6:15 PM - 7:30 PM
[SIT35-P06] Experimental presentation of plate subduction using paraffin wax
Keywords:analogue experiment, plate subduction, paraffin wax, glass walls tank, slab pull
To control the complex heat and convection processes and for easy observation we constructed a glass tank with an inner size 120x23x4cm. The walls are constructed from double pane glass with panes separated by air gap to reduce heat loss, and reinforced with aluminum plates and bars. The paraffin was melted from bellow by a copper heat-sink containing 24 ceramic heating elements. To reduce heat loss to the back wall, the wall was isolated with 8cm thick foam. At the boundary layer where the paraffin wax was sticking as it cooled down we applied NiCr wire heater to the inner walls. All heating sections were controlled by variable controllers. We cooled the top layer of the wax with a cold air flow carefully controlled with thin foam plates from a vat filed with liquid Nitrogen.
The biggest challenge was the “frosting” effect especially on the front uninsulated wall that prevented the “subduction” of the forming “crust” to deeper levels. External wall temperature was 65℃, 70℃ was measured at the boundary level by the wire heater, while the wax inside the tank was at 80℃. Some external force was necessary to initiate a start of subduction. The maintenance of balance between the various heaters, the wall temperature, the wax temperature and the cooling rate was critical for the successful completion of the experiment.
We observed continuous subduction and clear “crust” forming with subsequent “subduction”. We can say that our experiment properly reproduces the general features of plate motion of the earth. Artificially fracturing or weakening the boundary layer and applying a vertical, downward external force were required to initiate subduction in addition to collision of the plates. The thickness of the plate was the primary parameter controlling subduction behavior and plate motion. The plate showed elastic and plastic behavior depending on its thickness and temperature. A cold and thick “plate” did not subduct even after applying an external force, and formed a stagnant lid. A hot and thinner “plate” did not show continuous subduction behavior, plate motion stopped soon after subduction was initiated, possibly because the slab pull force from the thinner partially subducted slab was too weak. Our experiment results suggest that the driving force of subduction and plate motion is slab pull, not the thermal convection of the molten paraffin or ridge push. We will present photos and videos of the observed processes.

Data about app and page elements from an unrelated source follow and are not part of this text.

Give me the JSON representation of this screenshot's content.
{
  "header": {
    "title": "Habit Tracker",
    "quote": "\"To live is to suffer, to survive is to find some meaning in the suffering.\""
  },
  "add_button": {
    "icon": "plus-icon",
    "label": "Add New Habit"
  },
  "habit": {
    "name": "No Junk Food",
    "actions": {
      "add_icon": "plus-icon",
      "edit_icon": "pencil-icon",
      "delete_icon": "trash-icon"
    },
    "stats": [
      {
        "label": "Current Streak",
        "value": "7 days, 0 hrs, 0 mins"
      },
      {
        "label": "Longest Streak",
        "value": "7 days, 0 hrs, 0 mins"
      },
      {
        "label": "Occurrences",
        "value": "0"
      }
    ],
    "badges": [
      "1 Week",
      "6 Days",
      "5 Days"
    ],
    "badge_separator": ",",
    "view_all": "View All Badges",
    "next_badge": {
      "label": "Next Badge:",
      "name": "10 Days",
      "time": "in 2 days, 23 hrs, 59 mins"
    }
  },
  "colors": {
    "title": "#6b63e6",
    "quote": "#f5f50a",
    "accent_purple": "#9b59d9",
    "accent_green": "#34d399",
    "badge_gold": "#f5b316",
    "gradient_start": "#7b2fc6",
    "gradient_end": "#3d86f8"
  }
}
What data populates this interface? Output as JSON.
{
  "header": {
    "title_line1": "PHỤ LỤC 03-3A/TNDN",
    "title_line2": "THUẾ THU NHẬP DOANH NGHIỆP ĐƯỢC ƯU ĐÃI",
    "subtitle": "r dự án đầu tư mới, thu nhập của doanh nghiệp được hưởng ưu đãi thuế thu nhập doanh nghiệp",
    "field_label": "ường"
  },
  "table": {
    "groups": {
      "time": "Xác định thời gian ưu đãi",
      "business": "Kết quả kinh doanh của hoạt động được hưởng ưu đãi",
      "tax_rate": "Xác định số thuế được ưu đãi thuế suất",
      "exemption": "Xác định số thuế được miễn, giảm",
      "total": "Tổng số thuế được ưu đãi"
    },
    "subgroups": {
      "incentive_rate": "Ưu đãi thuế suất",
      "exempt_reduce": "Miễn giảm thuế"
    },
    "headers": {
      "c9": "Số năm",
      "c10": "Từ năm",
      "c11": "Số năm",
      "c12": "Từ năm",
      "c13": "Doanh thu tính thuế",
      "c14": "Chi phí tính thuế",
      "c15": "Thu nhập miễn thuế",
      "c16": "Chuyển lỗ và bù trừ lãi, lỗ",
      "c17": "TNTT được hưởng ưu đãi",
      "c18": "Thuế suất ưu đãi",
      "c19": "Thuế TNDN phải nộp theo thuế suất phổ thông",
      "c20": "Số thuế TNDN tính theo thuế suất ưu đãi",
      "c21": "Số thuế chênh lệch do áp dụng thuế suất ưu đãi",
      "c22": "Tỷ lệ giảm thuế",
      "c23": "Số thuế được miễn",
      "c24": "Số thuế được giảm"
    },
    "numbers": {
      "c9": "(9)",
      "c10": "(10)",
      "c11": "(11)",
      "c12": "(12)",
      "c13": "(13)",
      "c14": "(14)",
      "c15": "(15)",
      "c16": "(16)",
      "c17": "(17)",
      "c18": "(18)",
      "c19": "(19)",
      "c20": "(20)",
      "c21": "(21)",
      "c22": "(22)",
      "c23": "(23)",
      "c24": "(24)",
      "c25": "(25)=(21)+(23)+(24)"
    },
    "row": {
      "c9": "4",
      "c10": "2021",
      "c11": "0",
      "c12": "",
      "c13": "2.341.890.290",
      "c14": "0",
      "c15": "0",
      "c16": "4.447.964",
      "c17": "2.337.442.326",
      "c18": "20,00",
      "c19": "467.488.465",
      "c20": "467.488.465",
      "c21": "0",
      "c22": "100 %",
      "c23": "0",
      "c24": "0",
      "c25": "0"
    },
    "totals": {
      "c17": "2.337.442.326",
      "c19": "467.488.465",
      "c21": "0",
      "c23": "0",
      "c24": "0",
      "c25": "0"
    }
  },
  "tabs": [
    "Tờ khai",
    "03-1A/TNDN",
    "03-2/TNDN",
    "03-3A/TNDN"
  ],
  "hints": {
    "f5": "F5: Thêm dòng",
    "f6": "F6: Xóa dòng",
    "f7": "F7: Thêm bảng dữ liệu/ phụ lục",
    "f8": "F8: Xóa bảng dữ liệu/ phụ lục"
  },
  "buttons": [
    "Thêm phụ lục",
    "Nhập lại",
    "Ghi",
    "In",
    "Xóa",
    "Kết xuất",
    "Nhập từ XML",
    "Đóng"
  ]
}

Improvements to the tank and heating elements design are necessary to provide better and easier control over the experiments.